"It's mixed emotions," he told me. "The article has a lot to do with my personal life. I've never really been out in the open about my personal life. I lived in Sunset Beach for some years and moved to Laguna to keep my personal life separate from the district I was in. It's kind of outing me after so many years."
In the wake of the Oregonian story, which NPR picked up days later, many of Atteberry's former students called him — not to apologize for their own misdeeds, but to reminisce about the good times and thank him for inspiring them.
As for his former student who started the media ball rolling, Atteberry didn't harbor any resentment.
'I knew something was wrong, absolutely," he said. "For boys at that age, it's a very sensitive time. In some ways, it can be one of the worst experiences of their lives."
Having been a gawky seventh-grader myself, I can say without hesitation that middle school was the worst time of my life. I was so miserable during those years that a few months ago, when I cleared out some old papers at home, I literally chucked my graduation certificate in the fire — a symbolic way of killing those wretched memories.
But sometimes, the way to deal with wretched memories isn't to kill them; it's to make amends. For Atteberry and his former student, that turned out to be the case.

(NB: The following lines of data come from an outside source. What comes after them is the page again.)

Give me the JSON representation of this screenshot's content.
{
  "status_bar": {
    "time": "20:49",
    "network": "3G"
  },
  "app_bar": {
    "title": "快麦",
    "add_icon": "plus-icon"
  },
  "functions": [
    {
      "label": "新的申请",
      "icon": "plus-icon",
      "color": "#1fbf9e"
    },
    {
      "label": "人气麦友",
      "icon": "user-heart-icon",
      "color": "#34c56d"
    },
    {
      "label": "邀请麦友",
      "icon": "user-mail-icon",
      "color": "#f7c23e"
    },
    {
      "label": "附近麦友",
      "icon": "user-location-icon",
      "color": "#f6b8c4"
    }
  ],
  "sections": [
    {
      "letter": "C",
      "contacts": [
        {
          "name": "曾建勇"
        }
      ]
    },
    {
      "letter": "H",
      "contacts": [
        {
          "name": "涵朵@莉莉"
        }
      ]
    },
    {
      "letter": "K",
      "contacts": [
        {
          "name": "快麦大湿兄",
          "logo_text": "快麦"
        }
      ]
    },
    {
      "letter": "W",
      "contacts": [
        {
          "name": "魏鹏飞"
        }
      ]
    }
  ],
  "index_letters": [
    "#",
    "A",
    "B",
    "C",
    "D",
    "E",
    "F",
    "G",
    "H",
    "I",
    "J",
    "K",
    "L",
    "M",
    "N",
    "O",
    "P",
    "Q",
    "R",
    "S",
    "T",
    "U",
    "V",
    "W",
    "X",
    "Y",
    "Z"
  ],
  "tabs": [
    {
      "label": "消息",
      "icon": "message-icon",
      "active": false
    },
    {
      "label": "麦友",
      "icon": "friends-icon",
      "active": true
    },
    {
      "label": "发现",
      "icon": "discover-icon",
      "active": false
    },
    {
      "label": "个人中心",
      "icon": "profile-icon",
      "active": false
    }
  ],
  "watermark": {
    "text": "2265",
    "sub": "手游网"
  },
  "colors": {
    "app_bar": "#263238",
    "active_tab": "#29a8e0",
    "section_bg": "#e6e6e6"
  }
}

And thanks to that, one of the thousands of teachers who shaped minds 40 years ago, most of whom will never be mentioned on NPR, has gotten his national due.
City Editor MICHAEL MILLER can be reached at (714) 966-4617 or at firstname.lastname@example.org.